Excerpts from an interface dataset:
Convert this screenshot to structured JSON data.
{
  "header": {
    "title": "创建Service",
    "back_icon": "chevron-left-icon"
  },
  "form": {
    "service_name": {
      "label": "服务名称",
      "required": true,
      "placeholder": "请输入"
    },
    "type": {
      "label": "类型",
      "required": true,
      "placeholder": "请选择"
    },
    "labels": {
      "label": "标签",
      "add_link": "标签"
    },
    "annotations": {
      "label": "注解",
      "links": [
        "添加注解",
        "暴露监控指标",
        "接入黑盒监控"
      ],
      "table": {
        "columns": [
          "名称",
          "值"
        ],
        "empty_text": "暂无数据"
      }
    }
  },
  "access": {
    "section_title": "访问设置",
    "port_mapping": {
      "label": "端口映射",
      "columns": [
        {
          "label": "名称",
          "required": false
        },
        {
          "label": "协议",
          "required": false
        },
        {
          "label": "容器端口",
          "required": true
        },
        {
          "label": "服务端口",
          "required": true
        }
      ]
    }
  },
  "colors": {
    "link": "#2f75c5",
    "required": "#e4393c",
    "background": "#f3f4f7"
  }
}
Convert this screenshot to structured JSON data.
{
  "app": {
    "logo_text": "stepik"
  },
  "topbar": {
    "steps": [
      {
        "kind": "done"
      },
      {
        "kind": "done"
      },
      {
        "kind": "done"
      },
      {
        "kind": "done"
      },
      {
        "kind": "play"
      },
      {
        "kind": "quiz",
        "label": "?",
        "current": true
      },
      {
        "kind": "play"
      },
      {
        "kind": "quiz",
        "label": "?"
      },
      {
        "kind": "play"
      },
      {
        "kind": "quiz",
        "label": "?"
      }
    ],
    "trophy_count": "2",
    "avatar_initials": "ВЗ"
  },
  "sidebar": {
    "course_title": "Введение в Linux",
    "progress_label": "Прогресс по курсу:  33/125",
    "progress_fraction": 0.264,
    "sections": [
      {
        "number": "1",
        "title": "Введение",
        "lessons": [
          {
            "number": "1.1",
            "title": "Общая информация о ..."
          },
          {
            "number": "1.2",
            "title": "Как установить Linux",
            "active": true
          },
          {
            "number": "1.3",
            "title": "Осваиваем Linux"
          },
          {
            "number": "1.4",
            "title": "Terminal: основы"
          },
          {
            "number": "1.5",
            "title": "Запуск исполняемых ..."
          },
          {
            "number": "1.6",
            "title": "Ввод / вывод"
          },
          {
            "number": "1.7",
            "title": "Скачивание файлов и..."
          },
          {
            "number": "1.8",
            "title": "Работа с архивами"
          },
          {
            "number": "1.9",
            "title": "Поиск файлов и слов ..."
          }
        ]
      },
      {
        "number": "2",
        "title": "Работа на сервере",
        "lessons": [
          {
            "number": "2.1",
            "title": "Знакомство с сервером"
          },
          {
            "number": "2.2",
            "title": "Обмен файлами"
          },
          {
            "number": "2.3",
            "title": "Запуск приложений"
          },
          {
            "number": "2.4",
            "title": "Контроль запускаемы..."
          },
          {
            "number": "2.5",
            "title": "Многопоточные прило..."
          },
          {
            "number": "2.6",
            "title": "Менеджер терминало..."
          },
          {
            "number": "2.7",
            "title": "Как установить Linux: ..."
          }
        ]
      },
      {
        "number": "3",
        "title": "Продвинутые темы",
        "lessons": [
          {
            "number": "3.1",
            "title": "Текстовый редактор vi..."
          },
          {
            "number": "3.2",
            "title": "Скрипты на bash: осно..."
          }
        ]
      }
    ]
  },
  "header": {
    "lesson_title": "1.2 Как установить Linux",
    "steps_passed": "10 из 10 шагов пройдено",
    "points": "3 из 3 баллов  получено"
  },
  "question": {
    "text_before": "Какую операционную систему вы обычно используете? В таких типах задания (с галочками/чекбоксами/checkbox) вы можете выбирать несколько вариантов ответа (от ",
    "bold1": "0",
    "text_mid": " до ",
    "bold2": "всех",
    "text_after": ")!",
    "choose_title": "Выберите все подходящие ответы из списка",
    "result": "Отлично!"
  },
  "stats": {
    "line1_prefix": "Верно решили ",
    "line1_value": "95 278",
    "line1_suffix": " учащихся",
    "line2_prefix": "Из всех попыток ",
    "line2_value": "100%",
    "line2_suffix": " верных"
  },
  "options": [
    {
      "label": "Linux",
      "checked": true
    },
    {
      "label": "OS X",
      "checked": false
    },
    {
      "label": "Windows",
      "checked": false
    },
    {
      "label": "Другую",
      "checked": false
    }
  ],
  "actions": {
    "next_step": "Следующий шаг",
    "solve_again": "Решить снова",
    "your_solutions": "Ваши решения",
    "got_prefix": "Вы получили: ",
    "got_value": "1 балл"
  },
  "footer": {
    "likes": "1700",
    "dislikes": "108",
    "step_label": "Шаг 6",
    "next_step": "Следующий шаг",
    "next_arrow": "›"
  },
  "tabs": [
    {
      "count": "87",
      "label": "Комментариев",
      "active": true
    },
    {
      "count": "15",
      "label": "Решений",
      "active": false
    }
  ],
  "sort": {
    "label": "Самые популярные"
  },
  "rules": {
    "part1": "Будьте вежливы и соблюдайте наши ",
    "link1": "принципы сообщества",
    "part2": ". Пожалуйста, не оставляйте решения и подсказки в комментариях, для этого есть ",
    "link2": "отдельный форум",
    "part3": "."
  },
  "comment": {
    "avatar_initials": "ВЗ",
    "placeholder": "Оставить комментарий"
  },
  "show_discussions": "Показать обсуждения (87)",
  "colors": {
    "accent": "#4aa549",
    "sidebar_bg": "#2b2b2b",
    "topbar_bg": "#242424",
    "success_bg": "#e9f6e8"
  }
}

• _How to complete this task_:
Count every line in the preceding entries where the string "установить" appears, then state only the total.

• _Solution below_:
3